# INSTRUCTIONS TO FOLLOW:
Give the records again exactly as written. Leave out the pictures.

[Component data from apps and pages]
==============================

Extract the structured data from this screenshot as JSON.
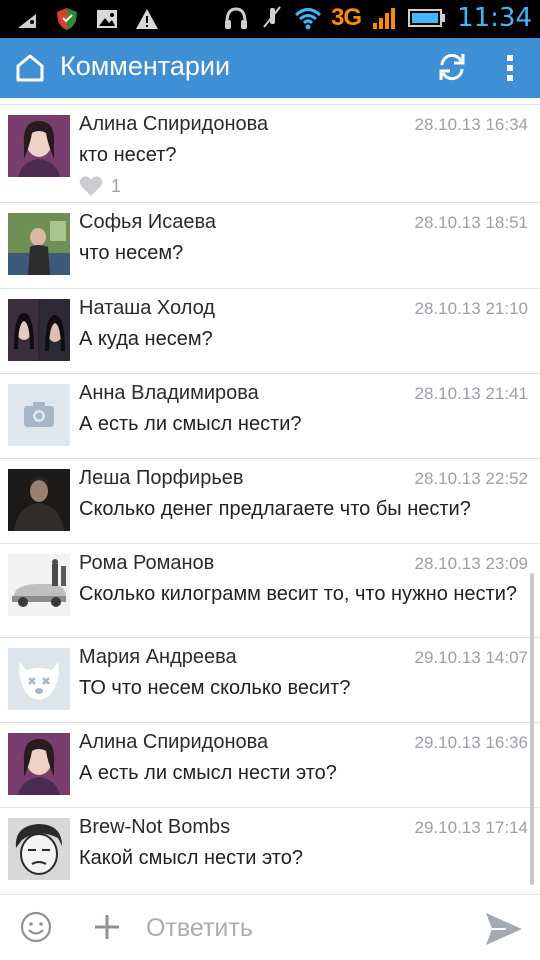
{
  "status_bar": {
    "network": "3G",
    "time": "11:34",
    "icons": [
      "android-icon",
      "shield-icon",
      "image-icon",
      "warning-icon",
      "headphones-icon",
      "mute-icon",
      "wifi-icon",
      "signal-icon",
      "battery-icon"
    ]
  },
  "header": {
    "title": "Комментарии",
    "icons": [
      "home-icon",
      "refresh-icon",
      "overflow-menu-icon"
    ]
  },
  "comments": [
    {
      "author": "Алина Спиридонова",
      "date": "28.10.13 16:34",
      "text": "кто несет?",
      "likes": "1"
    },
    {
      "author": "Софья Исаева",
      "date": "28.10.13 18:51",
      "text": "что несем?"
    },
    {
      "author": "Наташа Холод",
      "date": "28.10.13 21:10",
      "text": "А куда несем?"
    },
    {
      "author": "Анна Владимирова",
      "date": "28.10.13 21:41",
      "text": "А есть ли смысл нести?"
    },
    {
      "author": "Леша Порфирьев",
      "date": "28.10.13 22:52",
      "text": "Сколько денег предлагаете что бы нести?"
    },
    {
      "author": "Рома Романов",
      "date": "28.10.13 23:09",
      "text": "Сколько килограмм весит то, что нужно нести?"
    },
    {
      "author": "Мария Андреева",
      "date": "29.10.13 14:07",
      "text": "ТО что несем сколько весит?"
    },
    {
      "author": "Алина Спиридонова",
      "date": "29.10.13 16:36",
      "text": "А есть ли смысл нести это?"
    },
    {
      "author": "Brew-Not Bombs",
      "date": "29.10.13 17:14",
      "text": "Какой смысл нести это?"
    }
  ],
  "composer": {
    "placeholder": "Ответить",
    "value": ""
  },
  "colors": {
    "action_bar": "#3f8fd5",
    "network_3g": "#ff8a00",
    "clock": "#3fb7ff",
    "date_text": "#9aa0a6",
    "divider": "#dde3ea"
  }
}
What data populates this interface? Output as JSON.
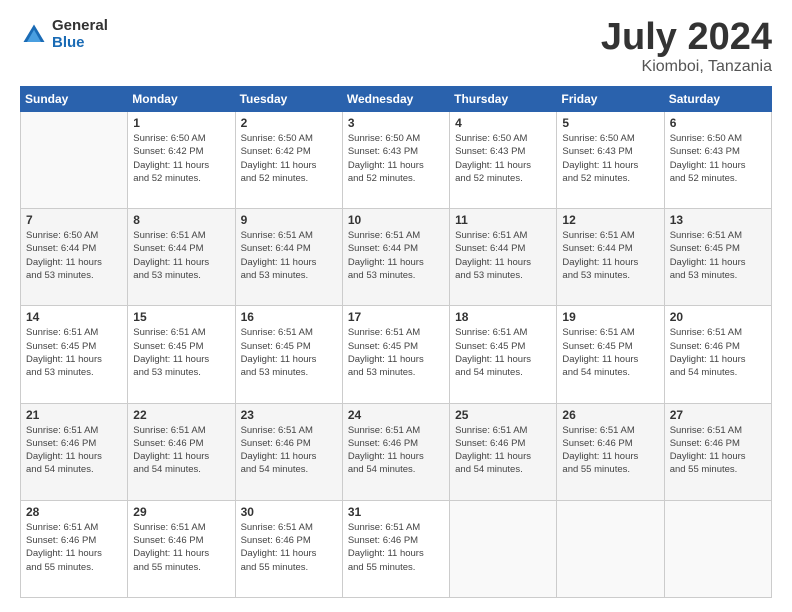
{
  "logo": {
    "general": "General",
    "blue": "Blue"
  },
  "title": {
    "month_year": "July 2024",
    "location": "Kiomboi, Tanzania"
  },
  "weekdays": [
    "Sunday",
    "Monday",
    "Tuesday",
    "Wednesday",
    "Thursday",
    "Friday",
    "Saturday"
  ],
  "weeks": [
    [
      {
        "day": "",
        "info": ""
      },
      {
        "day": "1",
        "info": "Sunrise: 6:50 AM\nSunset: 6:42 PM\nDaylight: 11 hours\nand 52 minutes."
      },
      {
        "day": "2",
        "info": "Sunrise: 6:50 AM\nSunset: 6:42 PM\nDaylight: 11 hours\nand 52 minutes."
      },
      {
        "day": "3",
        "info": "Sunrise: 6:50 AM\nSunset: 6:43 PM\nDaylight: 11 hours\nand 52 minutes."
      },
      {
        "day": "4",
        "info": "Sunrise: 6:50 AM\nSunset: 6:43 PM\nDaylight: 11 hours\nand 52 minutes."
      },
      {
        "day": "5",
        "info": "Sunrise: 6:50 AM\nSunset: 6:43 PM\nDaylight: 11 hours\nand 52 minutes."
      },
      {
        "day": "6",
        "info": "Sunrise: 6:50 AM\nSunset: 6:43 PM\nDaylight: 11 hours\nand 52 minutes."
      }
    ],
    [
      {
        "day": "7",
        "info": "Sunrise: 6:50 AM\nSunset: 6:44 PM\nDaylight: 11 hours\nand 53 minutes."
      },
      {
        "day": "8",
        "info": "Sunrise: 6:51 AM\nSunset: 6:44 PM\nDaylight: 11 hours\nand 53 minutes."
      },
      {
        "day": "9",
        "info": "Sunrise: 6:51 AM\nSunset: 6:44 PM\nDaylight: 11 hours\nand 53 minutes."
      },
      {
        "day": "10",
        "info": "Sunrise: 6:51 AM\nSunset: 6:44 PM\nDaylight: 11 hours\nand 53 minutes."
      },
      {
        "day": "11",
        "info": "Sunrise: 6:51 AM\nSunset: 6:44 PM\nDaylight: 11 hours\nand 53 minutes."
      },
      {
        "day": "12",
        "info": "Sunrise: 6:51 AM\nSunset: 6:44 PM\nDaylight: 11 hours\nand 53 minutes."
      },
      {
        "day": "13",
        "info": "Sunrise: 6:51 AM\nSunset: 6:45 PM\nDaylight: 11 hours\nand 53 minutes."
      }
    ],
    [
      {
        "day": "14",
        "info": "Sunrise: 6:51 AM\nSunset: 6:45 PM\nDaylight: 11 hours\nand 53 minutes."
      },
      {
        "day": "15",
        "info": "Sunrise: 6:51 AM\nSunset: 6:45 PM\nDaylight: 11 hours\nand 53 minutes."
      },
      {
        "day": "16",
        "info": "Sunrise: 6:51 AM\nSunset: 6:45 PM\nDaylight: 11 hours\nand 53 minutes."
      },
      {
        "day": "17",
        "info": "Sunrise: 6:51 AM\nSunset: 6:45 PM\nDaylight: 11 hours\nand 53 minutes."
      },
      {
        "day": "18",
        "info": "Sunrise: 6:51 AM\nSunset: 6:45 PM\nDaylight: 11 hours\nand 54 minutes."
      },
      {
        "day": "19",
        "info": "Sunrise: 6:51 AM\nSunset: 6:45 PM\nDaylight: 11 hours\nand 54 minutes."
      },
      {
        "day": "20",
        "info": "Sunrise: 6:51 AM\nSunset: 6:46 PM\nDaylight: 11 hours\nand 54 minutes."
      }
    ],
    [
      {
        "day": "21",
        "info": "Sunrise: 6:51 AM\nSunset: 6:46 PM\nDaylight: 11 hours\nand 54 minutes."
      },
      {
        "day": "22",
        "info": "Sunrise: 6:51 AM\nSunset: 6:46 PM\nDaylight: 11 hours\nand 54 minutes."
      },
      {
        "day": "23",
        "info": "Sunrise: 6:51 AM\nSunset: 6:46 PM\nDaylight: 11 hours\nand 54 minutes."
      },
      {
        "day": "24",
        "info": "Sunrise: 6:51 AM\nSunset: 6:46 PM\nDaylight: 11 hours\nand 54 minutes."
      },
      {
        "day": "25",
        "info": "Sunrise: 6:51 AM\nSunset: 6:46 PM\nDaylight: 11 hours\nand 54 minutes."
      },
      {
        "day": "26",
        "info": "Sunrise: 6:51 AM\nSunset: 6:46 PM\nDaylight: 11 hours\nand 55 minutes."
      },
      {
        "day": "27",
        "info": "Sunrise: 6:51 AM\nSunset: 6:46 PM\nDaylight: 11 hours\nand 55 minutes."
      }
    ],
    [
      {
        "day": "28",
        "info": "Sunrise: 6:51 AM\nSunset: 6:46 PM\nDaylight: 11 hours\nand 55 minutes."
      },
      {
        "day": "29",
        "info": "Sunrise: 6:51 AM\nSunset: 6:46 PM\nDaylight: 11 hours\nand 55 minutes."
      },
      {
        "day": "30",
        "info": "Sunrise: 6:51 AM\nSunset: 6:46 PM\nDaylight: 11 hours\nand 55 minutes."
      },
      {
        "day": "31",
        "info": "Sunrise: 6:51 AM\nSunset: 6:46 PM\nDaylight: 11 hours\nand 55 minutes."
      },
      {
        "day": "",
        "info": ""
      },
      {
        "day": "",
        "info": ""
      },
      {
        "day": "",
        "info": ""
      }
    ]
  ]
}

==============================

# RESULT OF THIS EXERCISE:
Extract the structured data from this screenshot as JSON.
{
  "status_bar": {
    "network": "3G",
    "time": "11:34",
    "icons": [
      "android-icon",
      "shield-icon",
      "image-icon",
      "warning-icon",
      "headphones-icon",
      "mute-icon",
      "wifi-icon",
      "signal-icon",
      "battery-icon"
    ]
  },
  "header": {
    "title": "Комментарии",
    "icons": [
      "home-icon",
      "refresh-icon",
      "overflow-menu-icon"
    ]
  },
  "comments": [
    {
      "author": "Алина Спиридонова",
      "date": "28.10.13 16:34",
      "text": "кто несет?",
      "likes": "1"
    },
    {
      "author": "Софья Исаева",
      "date": "28.10.13 18:51",
      "text": "что несем?"
    },
    {
      "author": "Наташа Холод",
      "date": "28.10.13 21:10",
      "text": "А куда несем?"
    },
    {
      "author": "Анна Владимирова",
      "date": "28.10.13 21:41",
      "text": "А есть ли смысл нести?"
    },
    {
      "author": "Леша Порфирьев",
      "date": "28.10.13 22:52",
      "text": "Сколько денег предлагаете что бы нести?"
    },
    {
      "author": "Рома Романов",
      "date": "28.10.13 23:09",
      "text": "Сколько килограмм весит то, что нужно нести?"
    },
    {
      "author": "Мария Андреева",
      "date": "29.10.13 14:07",
      "text": "ТО что несем сколько весит?"
    },
    {
      "author": "Алина Спиридонова",
      "date": "29.10.13 16:36",
      "text": "А есть ли смысл нести это?"
    },
    {
      "author": "Brew-Not Bombs",
      "date": "29.10.13 17:14",
      "text": "Какой смысл нести это?"
    }
  ],
  "composer": {
    "placeholder": "Ответить",
    "value": ""
  },
  "colors": {
    "action_bar": "#3f8fd5",
    "network_3g": "#ff8a00",
    "clock": "#3fb7ff",
    "date_text": "#9aa0a6",
    "divider": "#dde3ea"
  }
}
What data populates this interface? Output as JSON.
{
  "logo": {
    "general": "General",
    "blue": "Blue"
  },
  "title": {
    "month_year": "July 2024",
    "location": "Kiomboi, Tanzania"
  },
  "weekdays": [
    "Sunday",
    "Monday",
    "Tuesday",
    "Wednesday",
    "Thursday",
    "Friday",
    "Saturday"
  ],
  "weeks": [
    [
      {
        "day": "",
        "info": ""
      },
      {
        "day": "1",
        "info": "Sunrise: 6:50 AM\nSunset: 6:42 PM\nDaylight: 11 hours\nand 52 minutes."
      },
      {
        "day": "2",
        "info": "Sunrise: 6:50 AM\nSunset: 6:42 PM\nDaylight: 11 hours\nand 52 minutes."
      },
      {
        "day": "3",
        "info": "Sunrise: 6:50 AM\nSunset: 6:43 PM\nDaylight: 11 hours\nand 52 minutes."
      },
      {
        "day": "4",
        "info": "Sunrise: 6:50 AM\nSunset: 6:43 PM\nDaylight: 11 hours\nand 52 minutes."
      },
      {
        "day": "5",
        "info": "Sunrise: 6:50 AM\nSunset: 6:43 PM\nDaylight: 11 hours\nand 52 minutes."
      },
      {
        "day": "6",
        "info": "Sunrise: 6:50 AM\nSunset: 6:43 PM\nDaylight: 11 hours\nand 52 minutes."
      }
    ],
    [
      {
        "day": "7",
        "info": "Sunrise: 6:50 AM\nSunset: 6:44 PM\nDaylight: 11 hours\nand 53 minutes."
      },
      {
        "day": "8",
        "info": "Sunrise: 6:51 AM\nSunset: 6:44 PM\nDaylight: 11 hours\nand 53 minutes."
      },
      {
        "day": "9",
        "info": "Sunrise: 6:51 AM\nSunset: 6:44 PM\nDaylight: 11 hours\nand 53 minutes."
      },
      {
        "day": "10",
        "info": "Sunrise: 6:51 AM\nSunset: 6:44 PM\nDaylight: 11 hours\nand 53 minutes."
      },
      {
        "day": "11",
        "info": "Sunrise: 6:51 AM\nSunset: 6:44 PM\nDaylight: 11 hours\nand 53 minutes."
      },
      {
        "day": "12",
        "info": "Sunrise: 6:51 AM\nSunset: 6:44 PM\nDaylight: 11 hours\nand 53 minutes."
      },
      {
        "day": "13",
        "info": "Sunrise: 6:51 AM\nSunset: 6:45 PM\nDaylight: 11 hours\nand 53 minutes."
      }
    ],
    [
      {
        "day": "14",
        "info": "Sunrise: 6:51 AM\nSunset: 6:45 PM\nDaylight: 11 hours\nand 53 minutes."
      },
      {
        "day": "15",
        "info": "Sunrise: 6:51 AM\nSunset: 6:45 PM\nDaylight: 11 hours\nand 53 minutes."
      },
      {
        "day": "16",
        "info": "Sunrise: 6:51 AM\nSunset: 6:45 PM\nDaylight: 11 hours\nand 53 minutes."
      },
      {
        "day": "17",
        "info": "Sunrise: 6:51 AM\nSunset: 6:45 PM\nDaylight: 11 hours\nand 53 minutes."
      },
      {
        "day": "18",
        "info": "Sunrise: 6:51 AM\nSunset: 6:45 PM\nDaylight: 11 hours\nand 54 minutes."
      },
      {
        "day": "19",
        "info": "Sunrise: 6:51 AM\nSunset: 6:45 PM\nDaylight: 11 hours\nand 54 minutes."
      },
      {
        "day": "20",
        "info": "Sunrise: 6:51 AM\nSunset: 6:46 PM\nDaylight: 11 hours\nand 54 minutes."
      }
    ],
    [
      {
        "day": "21",
        "info": "Sunrise: 6:51 AM\nSunset: 6:46 PM\nDaylight: 11 hours\nand 54 minutes."
      },
      {
        "day": "22",
        "info": "Sunrise: 6:51 AM\nSunset: 6:46 PM\nDaylight: 11 hours\nand 54 minutes."
      },
      {
        "day": "23",
        "info": "Sunrise: 6:51 AM\nSunset: 6:46 PM\nDaylight: 11 hours\nand 54 minutes."
      },
      {
        "day": "24",
        "info": "Sunrise: 6:51 AM\nSunset: 6:46 PM\nDaylight: 11 hours\nand 54 minutes."
      },
      {
        "day": "25",
        "info": "Sunrise: 6:51 AM\nSunset: 6:46 PM\nDaylight: 11 hours\nand 54 minutes."
      },
      {
        "day": "26",
        "info": "Sunrise: 6:51 AM\nSunset: 6:46 PM\nDaylight: 11 hours\nand 55 minutes."
      },
      {
        "day": "27",
        "info": "Sunrise: 6:51 AM\nSunset: 6:46 PM\nDaylight: 11 hours\nand 55 minutes."
      }
    ],
    [
      {
        "day": "28",
        "info": "Sunrise: 6:51 AM\nSunset: 6:46 PM\nDaylight: 11 hours\nand 55 minutes."
      },
      {
        "day": "29",
        "info": "Sunrise: 6:51 AM\nSunset: 6:46 PM\nDaylight: 11 hours\nand 55 minutes."
      },
      {
        "day": "30",
        "info": "Sunrise: 6:51 AM\nSunset: 6:46 PM\nDaylight: 11 hours\nand 55 minutes."
      },
      {
        "day": "31",
        "info": "Sunrise: 6:51 AM\nSunset: 6:46 PM\nDaylight: 11 hours\nand 55 minutes."
      },
      {
        "day": "",
        "info": ""
      },
      {
        "day": "",
        "info": ""
      },
      {
        "day": "",
        "info": ""
      }
    ]
  ]
}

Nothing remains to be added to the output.